Finally I got my hands on the copy of the play. It was delivered to me by BookDepository in a different edition from what I ordered but I actually like it now.

The play is the epitome of Oscar Wilde's wit and satire aimed at high society. He laughs at their habits, stupidity, narrow-mindedness and obsession with status. Reading the play might be confusing for people who are not used to reading plays. Stage directions in first part are scarce and largely left to interpretation to the reader. Reading it now, though, after watching the play let me revisit it again and I once again fell in love with Wilde's language.

I tabbed all of my favourite lines in the play. I have 20 tabs in 54 pages. Basically every other page has a gem of a line in it.

My favourite moment in the play all involved Cecily as she is so simple minded that she says the most ridiculous things. My favourite line of hers was:

Miss Prism. Do not speak slightingly of the three-volume novel, Cecily. I wrote one myself in earlier days. Cecily. Did you really, Miss Prism? How wonderfully clever you are! I hope it did not end happily? I don't like novels that end happily. They depress me so much.

Another gem about literature:

Algernon. The truth is rarely pure and never simple. Modern life would be very tedious if it were either, and modern literature a complete impossibility!

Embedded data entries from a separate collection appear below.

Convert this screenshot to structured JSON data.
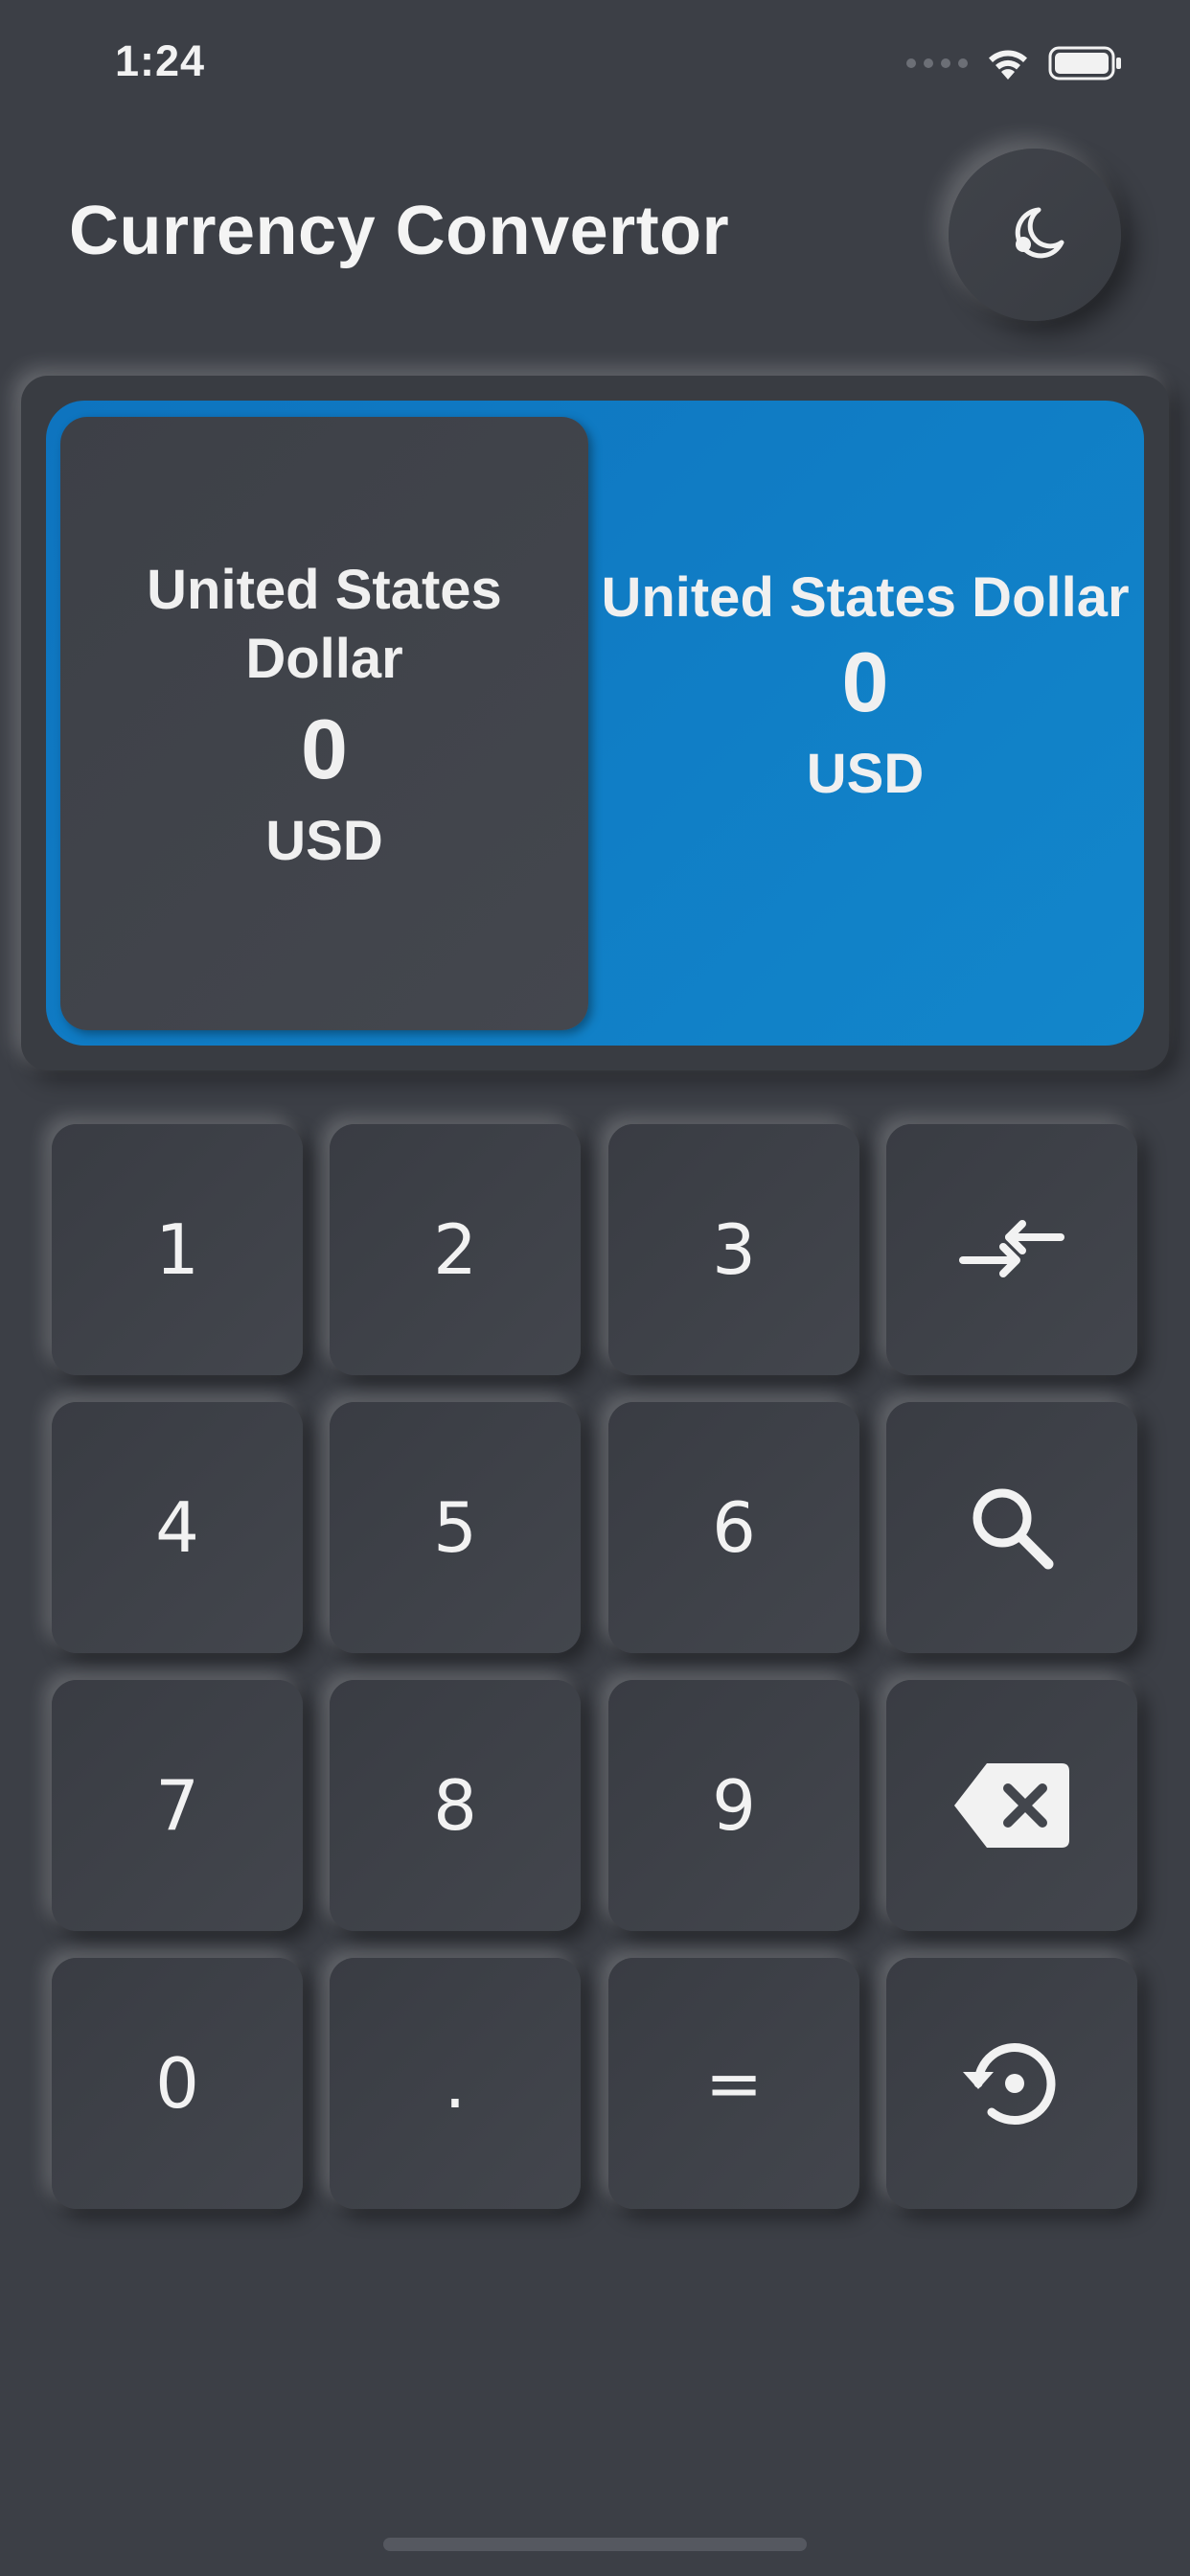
{
  "status_bar": {
    "time": "1:24"
  },
  "header": {
    "title": "Currency Convertor",
    "theme_toggle_icon": "moon-icon"
  },
  "converter": {
    "accent_color": "#1080c8",
    "from": {
      "name": "United States Dollar",
      "amount": "0",
      "code": "USD"
    },
    "to": {
      "name": "United States Dollar",
      "amount": "0",
      "code": "USD"
    }
  },
  "keypad": {
    "keys": [
      {
        "label": "1"
      },
      {
        "label": "2"
      },
      {
        "label": "3"
      },
      {
        "icon": "swap-icon"
      },
      {
        "label": "4"
      },
      {
        "label": "5"
      },
      {
        "label": "6"
      },
      {
        "icon": "search-icon"
      },
      {
        "label": "7"
      },
      {
        "label": "8"
      },
      {
        "label": "9"
      },
      {
        "icon": "backspace-icon"
      },
      {
        "label": "0"
      },
      {
        "label": "."
      },
      {
        "label": "="
      },
      {
        "icon": "history-icon"
      }
    ]
  }
}
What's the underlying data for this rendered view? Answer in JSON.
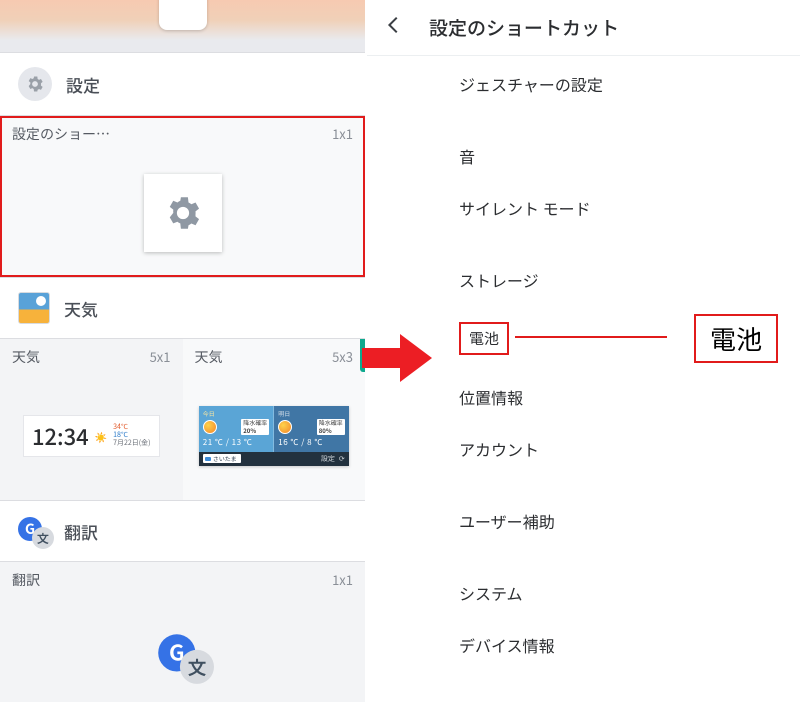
{
  "left": {
    "sections": {
      "settings": {
        "title": "設定",
        "items": [
          {
            "name": "設定のショー…",
            "size": "1x1"
          }
        ]
      },
      "weather": {
        "title": "天気",
        "items": [
          {
            "name": "天気",
            "size": "5x1",
            "clock": {
              "time": "12:34",
              "hi": "34℃",
              "lo": "18℃",
              "date": "7月22日(金)"
            }
          },
          {
            "name": "天気",
            "size": "5x3",
            "multi": {
              "today": {
                "label": "今日",
                "pop_label": "降水確率",
                "pop": "20%",
                "hi": "21",
                "lo": "13"
              },
              "tomorrow": {
                "label": "明日",
                "pop_label": "降水確率",
                "pop": "80%",
                "hi": "16",
                "lo": "8"
              },
              "location": "さいたま",
              "settings_label": "設定"
            }
          }
        ]
      },
      "translate": {
        "title": "翻訳",
        "items": [
          {
            "name": "翻訳",
            "size": "1x1"
          }
        ]
      }
    }
  },
  "right": {
    "title": "設定のショートカット",
    "items": {
      "gesture": "ジェスチャーの設定",
      "sound": "音",
      "silent": "サイレント モード",
      "storage": "ストレージ",
      "battery": "電池",
      "location": "位置情報",
      "account": "アカウント",
      "a11y": "ユーザー補助",
      "system": "システム",
      "device": "デバイス情報"
    },
    "callout_label": "電池"
  }
}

Sometimes the way Oscar Wilde phrases things scares me as even over a hundred years later his words are still true.

Do yourself a favour and watch this on stage or at least listen to it as an audio play on Audible. I promise, you will spend 2 hours laughing non-stop.

Personal rating: 5 stars